* [Exercise aim]
Scan the listing below for the string "link" and copy each line where it turns up.

* [Input material]

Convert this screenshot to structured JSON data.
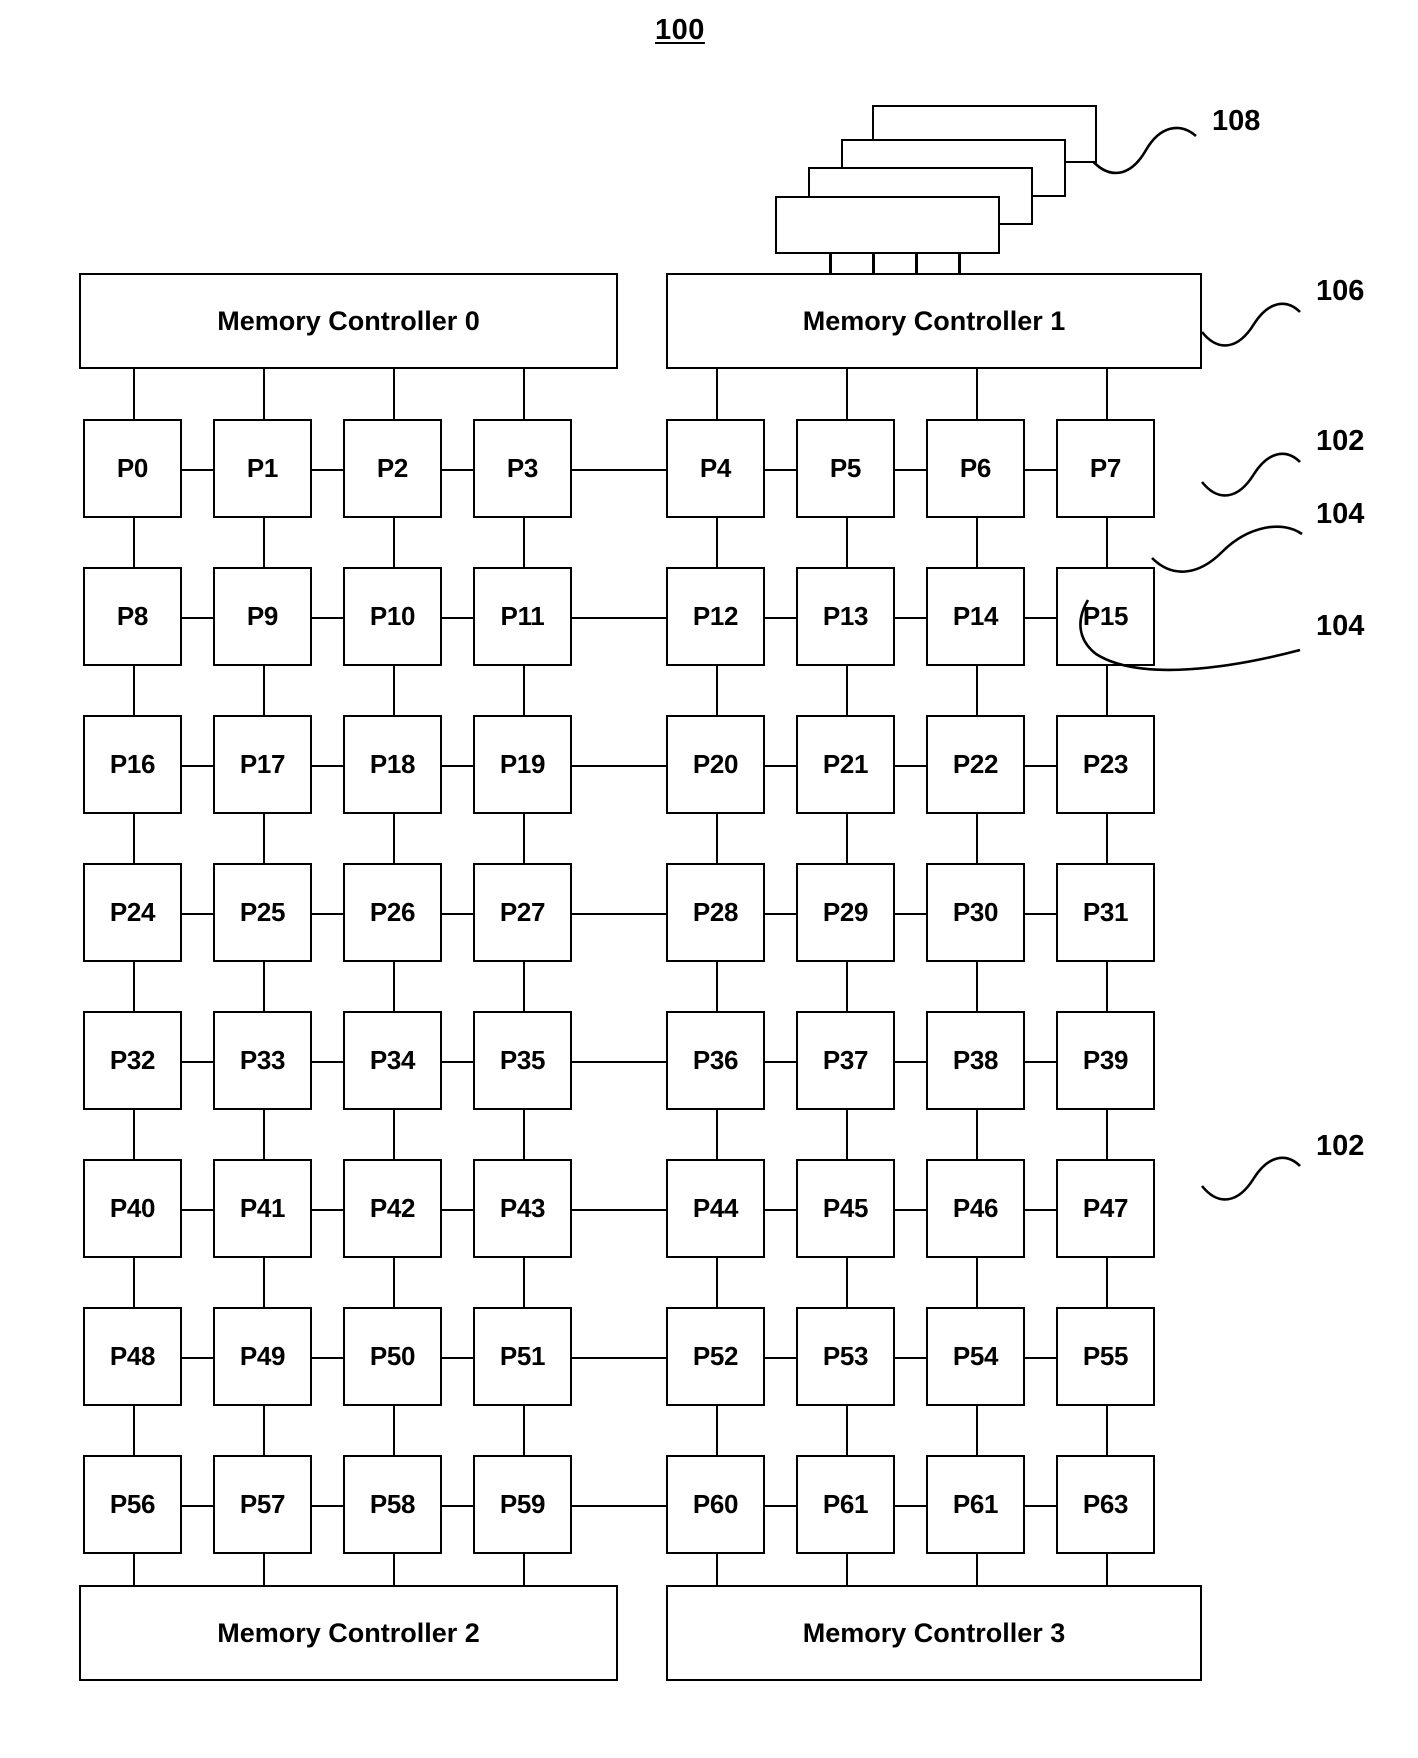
{
  "figure": {
    "number": "100",
    "title_label": "100"
  },
  "memory_controllers": {
    "top": [
      {
        "id": "mc0",
        "label": "Memory Controller 0"
      },
      {
        "id": "mc1",
        "label": "Memory Controller 1"
      }
    ],
    "bottom": [
      {
        "id": "mc2",
        "label": "Memory Controller 2"
      },
      {
        "id": "mc3",
        "label": "Memory Controller 3"
      }
    ]
  },
  "memory_modules": {
    "label": "memory-module-stack",
    "count": 4
  },
  "processor_grid": {
    "columns": 8,
    "rows": 8,
    "nodes": [
      [
        "P0",
        "P1",
        "P2",
        "P3",
        "P4",
        "P5",
        "P6",
        "P7"
      ],
      [
        "P8",
        "P9",
        "P10",
        "P11",
        "P12",
        "P13",
        "P14",
        "P15"
      ],
      [
        "P16",
        "P17",
        "P18",
        "P19",
        "P20",
        "P21",
        "P22",
        "P23"
      ],
      [
        "P24",
        "P25",
        "P26",
        "P27",
        "P28",
        "P29",
        "P30",
        "P31"
      ],
      [
        "P32",
        "P33",
        "P34",
        "P35",
        "P36",
        "P37",
        "P38",
        "P39"
      ],
      [
        "P40",
        "P41",
        "P42",
        "P43",
        "P44",
        "P45",
        "P46",
        "P47"
      ],
      [
        "P48",
        "P49",
        "P50",
        "P51",
        "P52",
        "P53",
        "P54",
        "P55"
      ],
      [
        "P56",
        "P57",
        "P58",
        "P59",
        "P60",
        "P61",
        "P61",
        "P63"
      ]
    ]
  },
  "reference_numerals": [
    {
      "id": "ref-108",
      "value": "108",
      "refers_to": "memory-module-stack"
    },
    {
      "id": "ref-106",
      "value": "106",
      "refers_to": "memory-controller-1"
    },
    {
      "id": "ref-102-top",
      "value": "102",
      "refers_to": "processor-node-p7"
    },
    {
      "id": "ref-104-top",
      "value": "104",
      "refers_to": "vertical-link-p7-p15"
    },
    {
      "id": "ref-104-bottom",
      "value": "104",
      "refers_to": "horizontal-link-p14-p15"
    },
    {
      "id": "ref-102-mid",
      "value": "102",
      "refers_to": "processor-node-p47"
    }
  ],
  "colors": {
    "stroke": "#000000",
    "background": "#ffffff"
  }
}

* [Response for this exercise]
      "refers_to": "vertical-link-p7-p15"
      "refers_to": "horizontal-link-p14-p15"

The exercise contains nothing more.